**Records for processing:**
####################

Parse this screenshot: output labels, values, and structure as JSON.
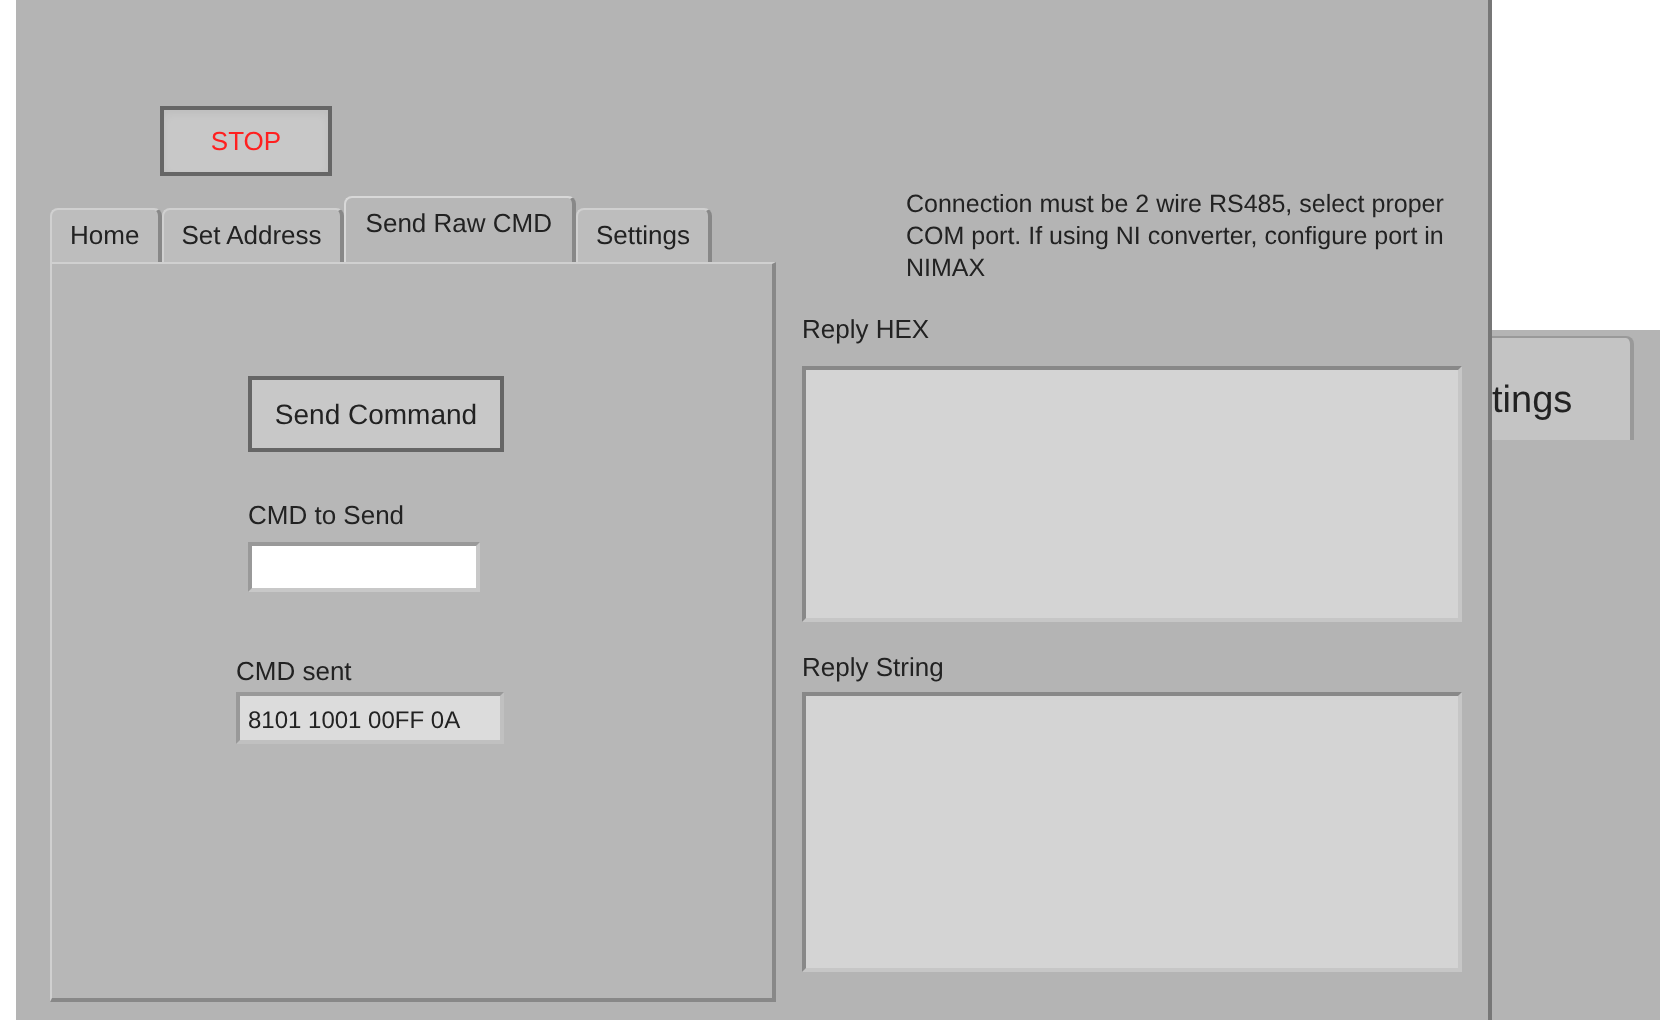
{
  "stop_button": {
    "label": "STOP"
  },
  "tabs": [
    {
      "label": "Home",
      "selected": false
    },
    {
      "label": "Set Address",
      "selected": false
    },
    {
      "label": "Send Raw CMD",
      "selected": true
    },
    {
      "label": "Settings",
      "selected": false
    }
  ],
  "send_button": {
    "label": "Send Command"
  },
  "cmd_to_send": {
    "label": "CMD to Send"
  },
  "cmd_sent": {
    "label": "CMD sent",
    "value": "8101 1001 00FF 0A"
  },
  "note": "Connection must be 2 wire RS485, select proper COM port. If using NI converter, configure port in NIMAX",
  "reply_hex": {
    "label": "Reply HEX"
  },
  "reply_string": {
    "label": "Reply String"
  },
  "background_window": {
    "tab": "tings"
  }
}
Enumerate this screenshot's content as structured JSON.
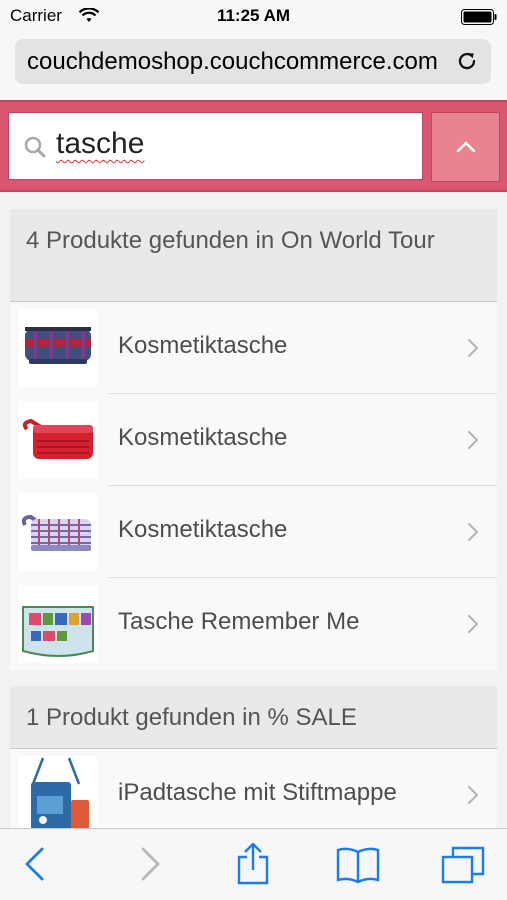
{
  "status_bar": {
    "carrier": "Carrier",
    "time": "11:25 AM"
  },
  "browser": {
    "url": "couchdemoshop.couchcommerce.com"
  },
  "search": {
    "value": "tasche"
  },
  "groups": [
    {
      "header": "4 Produkte gefunden in On World Tour",
      "items": [
        {
          "label": "Kosmetiktasche",
          "thumb": "blue-cosmetic-bag"
        },
        {
          "label": "Kosmetiktasche",
          "thumb": "red-cosmetic-bag"
        },
        {
          "label": "Kosmetiktasche",
          "thumb": "checkered-cosmetic-bag"
        },
        {
          "label": "Tasche Remember Me",
          "thumb": "remember-me-bag"
        }
      ]
    },
    {
      "header": "1 Produkt gefunden in % SALE",
      "items": [
        {
          "label": "iPadtasche mit Stiftmappe",
          "thumb": "ipad-bag"
        }
      ]
    }
  ],
  "colors": {
    "accent": "#d95770",
    "ios_blue": "#1a7cf5"
  }
}
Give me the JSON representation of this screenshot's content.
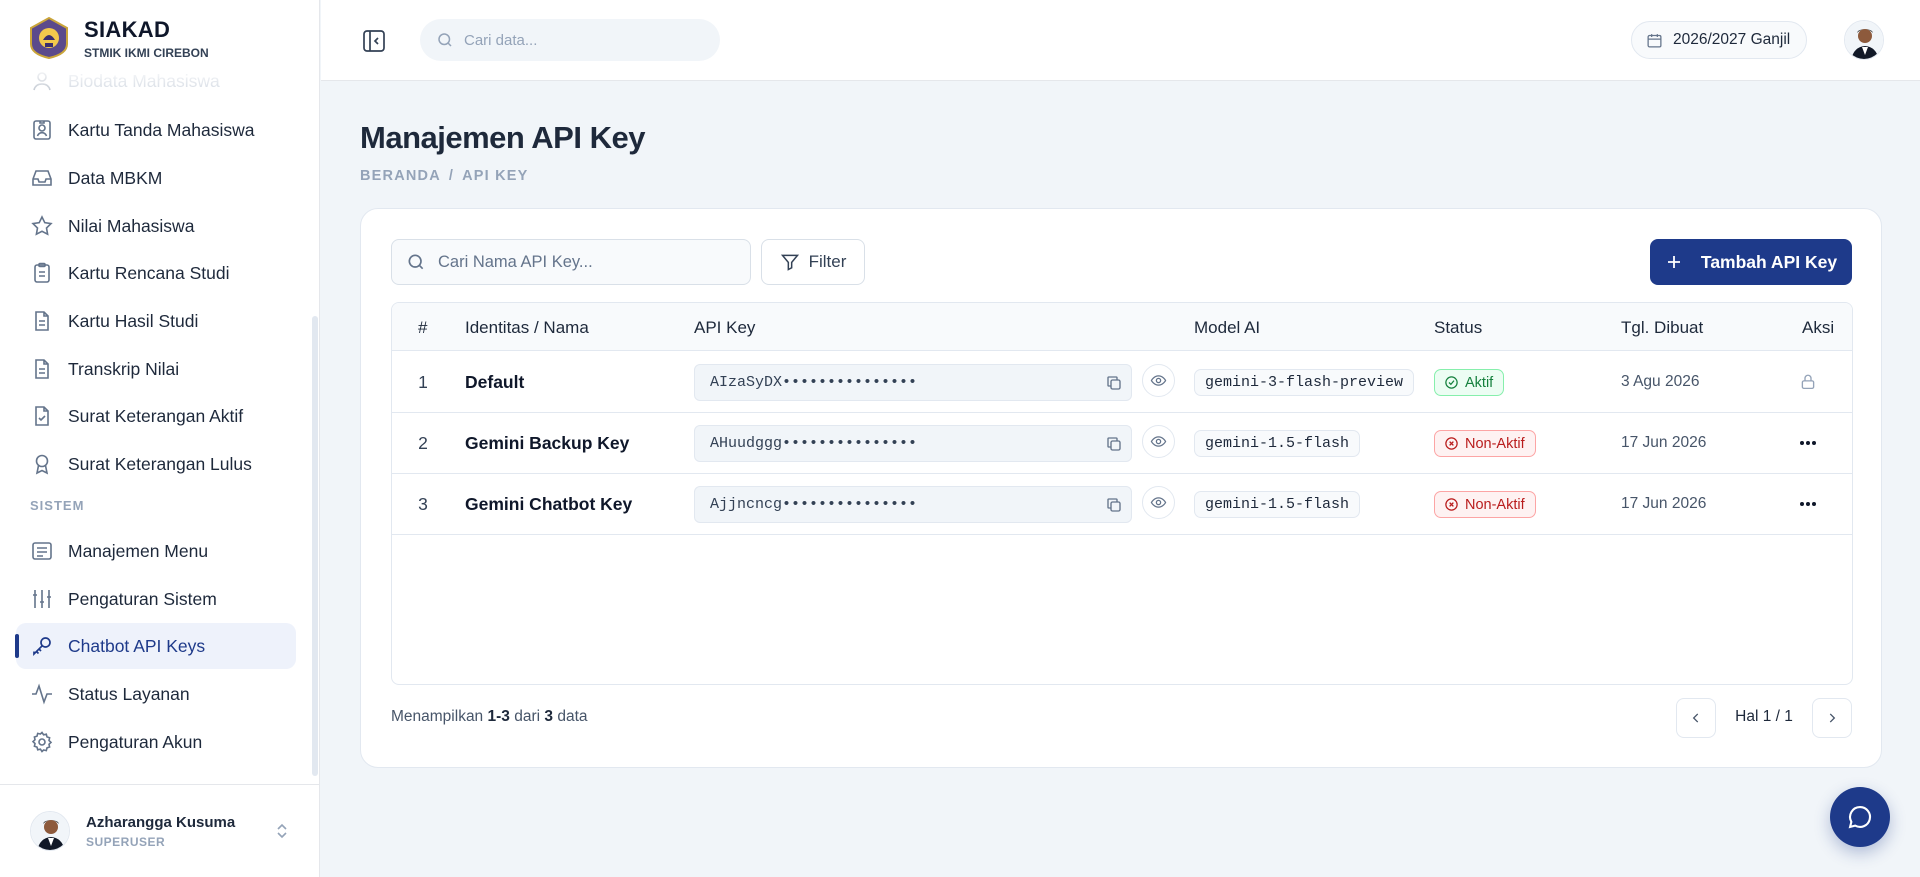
{
  "brand": {
    "title": "SIAKAD",
    "subtitle": "STMIK IKMI CIREBON"
  },
  "sidebar": {
    "items": [
      {
        "label": "Biodata Mahasiswa",
        "icon": "user-icon"
      },
      {
        "label": "Kartu Tanda Mahasiswa",
        "icon": "id-card-icon"
      },
      {
        "label": "Data MBKM",
        "icon": "inbox-icon"
      },
      {
        "label": "Nilai Mahasiswa",
        "icon": "star-icon"
      },
      {
        "label": "Kartu Rencana Studi",
        "icon": "clipboard-icon"
      },
      {
        "label": "Kartu Hasil Studi",
        "icon": "document-icon"
      },
      {
        "label": "Transkrip Nilai",
        "icon": "document-icon"
      },
      {
        "label": "Surat Keterangan Aktif",
        "icon": "file-check-icon"
      },
      {
        "label": "Surat Keterangan Lulus",
        "icon": "award-icon"
      }
    ],
    "section_label": "SISTEM",
    "system_items": [
      {
        "label": "Manajemen Menu",
        "icon": "list-icon"
      },
      {
        "label": "Pengaturan Sistem",
        "icon": "sliders-icon"
      },
      {
        "label": "Chatbot API Keys",
        "icon": "key-icon",
        "active": true
      },
      {
        "label": "Status Layanan",
        "icon": "activity-icon"
      },
      {
        "label": "Pengaturan Akun",
        "icon": "gear-icon"
      }
    ],
    "user": {
      "name": "Azharangga Kusuma",
      "role": "SUPERUSER"
    }
  },
  "header": {
    "search_placeholder": "Cari data...",
    "academic_year": "2026/2027 Ganjil"
  },
  "page": {
    "title": "Manajemen API Key",
    "breadcrumb": [
      "BERANDA",
      "/",
      "API KEY"
    ]
  },
  "toolbar": {
    "search_placeholder": "Cari Nama API Key...",
    "filter_label": "Filter",
    "add_label": "Tambah API Key"
  },
  "table": {
    "columns": [
      "#",
      "Identitas / Nama",
      "API Key",
      "Model AI",
      "Status",
      "Tgl. Dibuat",
      "Aksi"
    ],
    "rows": [
      {
        "no": "1",
        "name": "Default",
        "key": "AIzaSyDX•••••••••••••••",
        "model": "gemini-3-flash-preview",
        "status": "Aktif",
        "status_type": "active",
        "date": "3 Agu 2026",
        "action": "lock-icon"
      },
      {
        "no": "2",
        "name": "Gemini Backup Key",
        "key": "AHuudggg•••••••••••••••",
        "model": "gemini-1.5-flash",
        "status": "Non-Aktif",
        "status_type": "inactive",
        "date": "17 Jun 2026",
        "action": "more-icon"
      },
      {
        "no": "3",
        "name": "Gemini Chatbot Key",
        "key": "Ajjncncg•••••••••••••••",
        "model": "gemini-1.5-flash",
        "status": "Non-Aktif",
        "status_type": "inactive",
        "date": "17 Jun 2026",
        "action": "more-icon"
      }
    ]
  },
  "footer": {
    "prefix": "Menampilkan",
    "range": "1-3",
    "middle": "dari",
    "total": "3",
    "suffix": "data",
    "page_label": "Hal 1 / 1"
  },
  "colors": {
    "primary": "#1e3a8a",
    "active_status": "#15803d",
    "inactive_status": "#b91c1c"
  }
}
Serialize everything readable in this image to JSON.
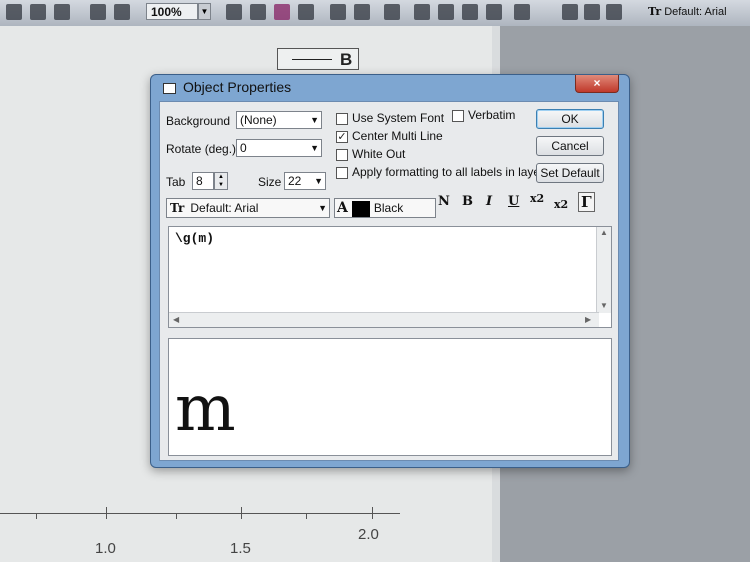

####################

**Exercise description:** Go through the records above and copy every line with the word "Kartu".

**Solution for this problem:**
        "label": "Kartu Tanda Mahasiswa",
        "label": "Kartu Rencana Studi",
        "label": "Kartu Hasil Studi",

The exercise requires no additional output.